Work request ▸ Write out the whole listing. Leave out nothing.

*** Block opens ***

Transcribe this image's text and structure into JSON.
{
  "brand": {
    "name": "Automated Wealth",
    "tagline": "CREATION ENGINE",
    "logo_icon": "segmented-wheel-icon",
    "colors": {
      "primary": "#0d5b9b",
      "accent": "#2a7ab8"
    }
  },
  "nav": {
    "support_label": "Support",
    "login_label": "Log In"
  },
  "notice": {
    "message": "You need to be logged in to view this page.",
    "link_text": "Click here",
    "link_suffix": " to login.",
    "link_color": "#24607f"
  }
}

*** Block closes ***

Answer for this exercise ▸
Transcribe this image's text and structure into JSON.
{
  "brand": {
    "name": "Automated Wealth",
    "tagline": "CREATION ENGINE",
    "logo_icon": "segmented-wheel-icon",
    "colors": {
      "primary": "#0d5b9b",
      "accent": "#2a7ab8"
    }
  },
  "nav": {
    "support_label": "Support",
    "login_label": "Log In"
  },
  "notice": {
    "message": "You need to be logged in to view this page.",
    "link_text": "Click here",
    "link_suffix": " to login.",
    "link_color": "#24607f"
  }
}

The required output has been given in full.